Food Technology - Institute of Food Technology - The Institute of Food Technology (IFT) is a society of and for professional people involved in food and agriculture, nutrition and health around the world. The Institute of Food Technology defines food technology as the application of science and engineering to the production, processing, packaging, distribution, preparation and utilization of foods.
Applications may involve solving problems in the development of products, processes or equipment; selecting raw materials; defining and controlling fundmental changes in composition or physical condition prior to, duting and subsequent to idustrial processing; ot ensuring the nutritional value and wholesomeness of foods.
Knowlegde of food technology enables its prosessor to solve technnological problems in one or more of these fields.
The building blocks are drawn from the fields of chemistry, biology, physics, social sciences, engineering and agriculture.
Food technology is concerned with research, development and and operations. Food research may involve discovering new phenomena about foods and ingredients. Food development may involve making conventional foods in new and better ways or making new foods. Any one of these pursuits may involve desin or testing the properties of materials; determining requirements for equipment; or assuring the convenience, control and economics of operations. All involve considerations of the nutritional consequences or the impacts of foods laws on final products.
Food science, on the other hand, has been defined as the field or fundamental investigation into the basic phenomena of foods and food components.
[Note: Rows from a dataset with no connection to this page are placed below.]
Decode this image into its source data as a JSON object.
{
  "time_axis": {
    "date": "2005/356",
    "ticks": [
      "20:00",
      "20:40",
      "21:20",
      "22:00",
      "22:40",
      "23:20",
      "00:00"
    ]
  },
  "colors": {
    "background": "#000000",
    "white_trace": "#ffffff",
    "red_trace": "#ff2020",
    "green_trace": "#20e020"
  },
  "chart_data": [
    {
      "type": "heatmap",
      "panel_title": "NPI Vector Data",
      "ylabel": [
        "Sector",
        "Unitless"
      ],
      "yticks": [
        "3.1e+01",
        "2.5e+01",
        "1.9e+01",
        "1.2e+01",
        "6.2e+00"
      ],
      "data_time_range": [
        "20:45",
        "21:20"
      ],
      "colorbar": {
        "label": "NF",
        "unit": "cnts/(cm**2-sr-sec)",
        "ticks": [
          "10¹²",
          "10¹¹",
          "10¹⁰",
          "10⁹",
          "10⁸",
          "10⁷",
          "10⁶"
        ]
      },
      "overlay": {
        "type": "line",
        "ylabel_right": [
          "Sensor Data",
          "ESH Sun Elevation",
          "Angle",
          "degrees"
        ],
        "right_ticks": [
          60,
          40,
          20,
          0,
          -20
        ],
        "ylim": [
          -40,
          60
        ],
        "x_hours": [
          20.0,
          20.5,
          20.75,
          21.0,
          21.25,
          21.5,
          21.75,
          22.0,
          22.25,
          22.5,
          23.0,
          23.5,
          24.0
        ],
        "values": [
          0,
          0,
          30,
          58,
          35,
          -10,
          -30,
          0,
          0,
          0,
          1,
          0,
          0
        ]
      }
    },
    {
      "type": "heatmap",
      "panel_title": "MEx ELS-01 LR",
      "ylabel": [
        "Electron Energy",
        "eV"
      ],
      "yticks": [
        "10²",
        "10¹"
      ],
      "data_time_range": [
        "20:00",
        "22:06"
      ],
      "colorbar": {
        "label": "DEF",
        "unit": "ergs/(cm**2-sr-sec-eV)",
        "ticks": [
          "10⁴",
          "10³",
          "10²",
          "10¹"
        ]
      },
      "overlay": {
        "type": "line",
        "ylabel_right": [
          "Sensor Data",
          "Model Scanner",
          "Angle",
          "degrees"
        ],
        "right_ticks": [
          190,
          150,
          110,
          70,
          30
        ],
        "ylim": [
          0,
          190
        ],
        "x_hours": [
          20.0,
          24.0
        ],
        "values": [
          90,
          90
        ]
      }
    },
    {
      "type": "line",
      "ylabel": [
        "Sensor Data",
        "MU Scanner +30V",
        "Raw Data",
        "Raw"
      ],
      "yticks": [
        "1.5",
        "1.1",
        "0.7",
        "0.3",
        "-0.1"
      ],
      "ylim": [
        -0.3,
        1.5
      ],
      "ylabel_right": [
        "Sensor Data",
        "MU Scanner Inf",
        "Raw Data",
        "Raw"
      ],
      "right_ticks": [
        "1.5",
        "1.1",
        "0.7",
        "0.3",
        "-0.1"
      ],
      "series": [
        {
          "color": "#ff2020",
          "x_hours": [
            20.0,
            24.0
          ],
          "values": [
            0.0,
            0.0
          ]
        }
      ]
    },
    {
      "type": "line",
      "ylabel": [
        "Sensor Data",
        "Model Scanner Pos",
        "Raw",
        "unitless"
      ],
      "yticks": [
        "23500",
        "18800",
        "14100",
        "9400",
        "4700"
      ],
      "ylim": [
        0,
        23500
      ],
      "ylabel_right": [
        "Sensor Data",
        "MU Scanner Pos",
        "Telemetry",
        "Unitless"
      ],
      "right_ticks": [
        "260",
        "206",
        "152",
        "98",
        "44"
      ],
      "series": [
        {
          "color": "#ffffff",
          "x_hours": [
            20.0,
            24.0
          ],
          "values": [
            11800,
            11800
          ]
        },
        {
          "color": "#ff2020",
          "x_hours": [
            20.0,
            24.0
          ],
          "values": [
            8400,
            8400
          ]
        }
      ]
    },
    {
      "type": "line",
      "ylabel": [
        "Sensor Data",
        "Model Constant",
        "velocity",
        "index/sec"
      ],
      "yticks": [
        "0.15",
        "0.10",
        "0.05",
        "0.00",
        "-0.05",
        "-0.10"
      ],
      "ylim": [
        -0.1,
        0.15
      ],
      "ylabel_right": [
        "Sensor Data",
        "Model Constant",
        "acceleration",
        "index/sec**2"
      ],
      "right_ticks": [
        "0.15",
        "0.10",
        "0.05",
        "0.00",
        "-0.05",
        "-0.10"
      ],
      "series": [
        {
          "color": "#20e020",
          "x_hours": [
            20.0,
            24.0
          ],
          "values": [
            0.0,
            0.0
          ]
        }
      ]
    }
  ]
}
There is a school of thought that look at food science and food technology not as two separate subjects but merely broad divisions of what is, in truth, a continous spectrum. Undoubtedly the relations of food science and food technology are subtle and complex. In Great Britain, the intoduction of courses in food science and in food tecchnology as two separate disciplines. This development has been reinforced by the structure of the british food industry which has enabled two professions to establish themselves. The foundation of the (British) Institute of Food Science and Technology in the 1960’s took note of this fact by stating in its official brochure that this professional body was sit up “as a necessary step to enable he collective views of those engaged in these professions to be effective in implementing the aims” of the institute.